• Items from an interface collection:
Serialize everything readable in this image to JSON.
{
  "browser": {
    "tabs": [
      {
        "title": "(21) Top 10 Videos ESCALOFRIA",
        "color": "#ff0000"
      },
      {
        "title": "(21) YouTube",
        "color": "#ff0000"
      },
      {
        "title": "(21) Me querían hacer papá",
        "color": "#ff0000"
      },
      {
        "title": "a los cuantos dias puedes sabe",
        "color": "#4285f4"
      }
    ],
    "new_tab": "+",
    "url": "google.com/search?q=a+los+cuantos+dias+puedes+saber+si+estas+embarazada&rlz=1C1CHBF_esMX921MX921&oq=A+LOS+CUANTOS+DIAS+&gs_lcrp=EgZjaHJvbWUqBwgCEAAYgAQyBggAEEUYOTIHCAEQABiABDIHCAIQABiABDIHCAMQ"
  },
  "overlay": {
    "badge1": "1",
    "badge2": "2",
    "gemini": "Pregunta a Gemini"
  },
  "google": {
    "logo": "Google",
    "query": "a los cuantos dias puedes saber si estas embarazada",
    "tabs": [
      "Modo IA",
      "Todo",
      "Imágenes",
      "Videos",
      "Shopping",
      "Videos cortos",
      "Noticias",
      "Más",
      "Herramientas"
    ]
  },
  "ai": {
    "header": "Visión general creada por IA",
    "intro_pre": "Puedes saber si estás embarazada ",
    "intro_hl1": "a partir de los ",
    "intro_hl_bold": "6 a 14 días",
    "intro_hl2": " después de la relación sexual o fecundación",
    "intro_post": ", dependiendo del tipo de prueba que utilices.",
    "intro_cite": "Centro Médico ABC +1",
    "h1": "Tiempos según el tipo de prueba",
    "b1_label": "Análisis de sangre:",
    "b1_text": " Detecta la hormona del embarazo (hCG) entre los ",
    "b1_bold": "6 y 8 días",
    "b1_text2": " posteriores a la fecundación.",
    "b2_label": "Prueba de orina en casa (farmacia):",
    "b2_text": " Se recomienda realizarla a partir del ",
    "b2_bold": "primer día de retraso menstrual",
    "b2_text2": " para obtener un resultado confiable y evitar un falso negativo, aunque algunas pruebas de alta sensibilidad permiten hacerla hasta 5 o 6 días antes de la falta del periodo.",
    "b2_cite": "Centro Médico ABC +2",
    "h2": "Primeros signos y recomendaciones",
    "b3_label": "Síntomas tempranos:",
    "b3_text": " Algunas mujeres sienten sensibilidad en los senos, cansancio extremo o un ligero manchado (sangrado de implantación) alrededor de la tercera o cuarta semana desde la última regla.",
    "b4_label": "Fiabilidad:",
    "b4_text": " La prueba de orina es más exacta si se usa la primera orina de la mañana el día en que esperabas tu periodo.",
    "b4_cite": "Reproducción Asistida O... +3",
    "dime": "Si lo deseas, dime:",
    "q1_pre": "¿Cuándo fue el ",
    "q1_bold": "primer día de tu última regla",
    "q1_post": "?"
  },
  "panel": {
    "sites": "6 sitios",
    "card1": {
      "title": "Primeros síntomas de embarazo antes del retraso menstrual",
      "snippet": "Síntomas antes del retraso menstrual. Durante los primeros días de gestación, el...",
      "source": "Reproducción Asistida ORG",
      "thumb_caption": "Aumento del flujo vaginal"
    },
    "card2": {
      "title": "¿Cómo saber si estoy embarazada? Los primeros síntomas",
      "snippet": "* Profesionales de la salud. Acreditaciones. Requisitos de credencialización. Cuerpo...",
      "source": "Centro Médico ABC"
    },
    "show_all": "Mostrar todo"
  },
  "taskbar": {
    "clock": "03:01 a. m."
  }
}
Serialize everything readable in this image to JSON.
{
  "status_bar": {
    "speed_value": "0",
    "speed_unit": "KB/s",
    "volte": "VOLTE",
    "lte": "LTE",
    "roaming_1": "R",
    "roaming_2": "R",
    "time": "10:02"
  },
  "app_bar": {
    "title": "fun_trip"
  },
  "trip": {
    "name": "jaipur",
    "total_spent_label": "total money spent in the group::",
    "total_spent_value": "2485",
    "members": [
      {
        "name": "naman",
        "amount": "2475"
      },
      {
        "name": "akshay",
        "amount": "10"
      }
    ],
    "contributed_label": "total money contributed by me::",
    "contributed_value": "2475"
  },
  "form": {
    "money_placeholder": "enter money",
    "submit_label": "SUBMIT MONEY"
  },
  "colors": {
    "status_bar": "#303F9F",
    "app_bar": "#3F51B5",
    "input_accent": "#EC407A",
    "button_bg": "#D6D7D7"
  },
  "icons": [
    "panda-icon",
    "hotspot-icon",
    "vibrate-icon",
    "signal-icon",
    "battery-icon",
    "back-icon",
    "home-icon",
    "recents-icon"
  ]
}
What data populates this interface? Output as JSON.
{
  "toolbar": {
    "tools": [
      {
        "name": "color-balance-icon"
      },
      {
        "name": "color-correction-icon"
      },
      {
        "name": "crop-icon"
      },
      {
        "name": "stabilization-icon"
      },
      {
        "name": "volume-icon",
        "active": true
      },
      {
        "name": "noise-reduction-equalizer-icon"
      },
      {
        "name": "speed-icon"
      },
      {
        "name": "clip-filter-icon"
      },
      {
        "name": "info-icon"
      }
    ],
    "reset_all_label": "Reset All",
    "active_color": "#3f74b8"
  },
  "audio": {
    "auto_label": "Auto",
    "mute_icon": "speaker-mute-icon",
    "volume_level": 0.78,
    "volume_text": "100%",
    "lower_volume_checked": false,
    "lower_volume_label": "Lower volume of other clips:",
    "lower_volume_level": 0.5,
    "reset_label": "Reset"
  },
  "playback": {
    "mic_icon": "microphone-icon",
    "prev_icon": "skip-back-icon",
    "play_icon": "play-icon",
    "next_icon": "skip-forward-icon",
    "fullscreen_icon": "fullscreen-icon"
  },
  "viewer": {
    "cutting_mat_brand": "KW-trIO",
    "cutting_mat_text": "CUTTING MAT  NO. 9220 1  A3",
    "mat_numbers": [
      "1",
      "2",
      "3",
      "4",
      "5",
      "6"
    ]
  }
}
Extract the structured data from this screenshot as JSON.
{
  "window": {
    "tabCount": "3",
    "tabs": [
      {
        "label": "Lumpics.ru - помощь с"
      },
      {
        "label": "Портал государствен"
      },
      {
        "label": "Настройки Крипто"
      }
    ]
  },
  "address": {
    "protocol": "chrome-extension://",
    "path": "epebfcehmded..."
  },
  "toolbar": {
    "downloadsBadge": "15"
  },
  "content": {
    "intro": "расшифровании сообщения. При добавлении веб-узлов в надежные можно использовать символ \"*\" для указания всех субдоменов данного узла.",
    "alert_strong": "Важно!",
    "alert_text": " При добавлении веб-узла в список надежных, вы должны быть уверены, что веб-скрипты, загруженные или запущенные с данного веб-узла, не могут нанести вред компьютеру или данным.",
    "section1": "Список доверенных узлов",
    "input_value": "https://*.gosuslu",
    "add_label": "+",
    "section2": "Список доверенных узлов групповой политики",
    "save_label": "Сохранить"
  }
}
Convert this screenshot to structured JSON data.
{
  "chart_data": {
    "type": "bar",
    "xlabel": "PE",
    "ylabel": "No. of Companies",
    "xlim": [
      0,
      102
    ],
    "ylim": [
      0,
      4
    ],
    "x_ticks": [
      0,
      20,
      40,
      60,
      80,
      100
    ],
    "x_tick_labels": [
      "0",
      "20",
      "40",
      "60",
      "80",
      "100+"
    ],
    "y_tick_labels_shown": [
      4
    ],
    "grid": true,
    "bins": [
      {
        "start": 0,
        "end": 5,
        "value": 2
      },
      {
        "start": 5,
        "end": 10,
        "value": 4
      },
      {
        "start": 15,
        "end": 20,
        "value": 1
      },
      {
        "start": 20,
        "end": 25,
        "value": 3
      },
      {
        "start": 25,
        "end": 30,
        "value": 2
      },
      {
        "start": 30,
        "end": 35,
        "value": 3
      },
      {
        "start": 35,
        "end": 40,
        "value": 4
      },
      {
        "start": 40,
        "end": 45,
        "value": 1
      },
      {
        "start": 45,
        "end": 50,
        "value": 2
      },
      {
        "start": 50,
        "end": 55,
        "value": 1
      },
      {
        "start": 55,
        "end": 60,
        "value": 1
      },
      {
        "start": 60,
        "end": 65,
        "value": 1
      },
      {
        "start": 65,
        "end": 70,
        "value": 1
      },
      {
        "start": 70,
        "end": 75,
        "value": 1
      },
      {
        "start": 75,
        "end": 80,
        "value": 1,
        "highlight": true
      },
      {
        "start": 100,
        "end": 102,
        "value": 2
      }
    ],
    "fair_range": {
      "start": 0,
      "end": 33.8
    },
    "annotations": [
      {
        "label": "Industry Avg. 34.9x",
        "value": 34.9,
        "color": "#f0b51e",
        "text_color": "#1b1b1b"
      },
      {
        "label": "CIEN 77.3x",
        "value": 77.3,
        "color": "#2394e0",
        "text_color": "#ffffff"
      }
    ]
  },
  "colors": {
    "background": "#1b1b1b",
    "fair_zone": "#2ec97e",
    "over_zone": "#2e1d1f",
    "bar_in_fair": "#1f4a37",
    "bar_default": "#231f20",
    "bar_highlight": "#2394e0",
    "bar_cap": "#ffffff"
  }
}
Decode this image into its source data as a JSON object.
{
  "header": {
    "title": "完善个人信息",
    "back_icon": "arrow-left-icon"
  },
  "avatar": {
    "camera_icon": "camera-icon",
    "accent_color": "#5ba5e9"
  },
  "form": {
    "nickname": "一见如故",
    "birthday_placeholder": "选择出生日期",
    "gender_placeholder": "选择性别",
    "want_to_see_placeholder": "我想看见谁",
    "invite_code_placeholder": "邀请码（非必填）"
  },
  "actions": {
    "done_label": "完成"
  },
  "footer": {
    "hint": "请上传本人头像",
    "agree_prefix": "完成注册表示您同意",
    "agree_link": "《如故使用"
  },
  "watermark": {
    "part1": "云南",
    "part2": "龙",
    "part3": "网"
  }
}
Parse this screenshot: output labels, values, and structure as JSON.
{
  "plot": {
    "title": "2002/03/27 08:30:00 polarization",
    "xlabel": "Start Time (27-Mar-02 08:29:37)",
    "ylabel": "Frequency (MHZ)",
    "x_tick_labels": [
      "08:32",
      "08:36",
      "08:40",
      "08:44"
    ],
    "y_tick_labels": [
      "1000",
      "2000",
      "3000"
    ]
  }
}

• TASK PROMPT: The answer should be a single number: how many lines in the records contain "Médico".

• FINISHED TASK: 3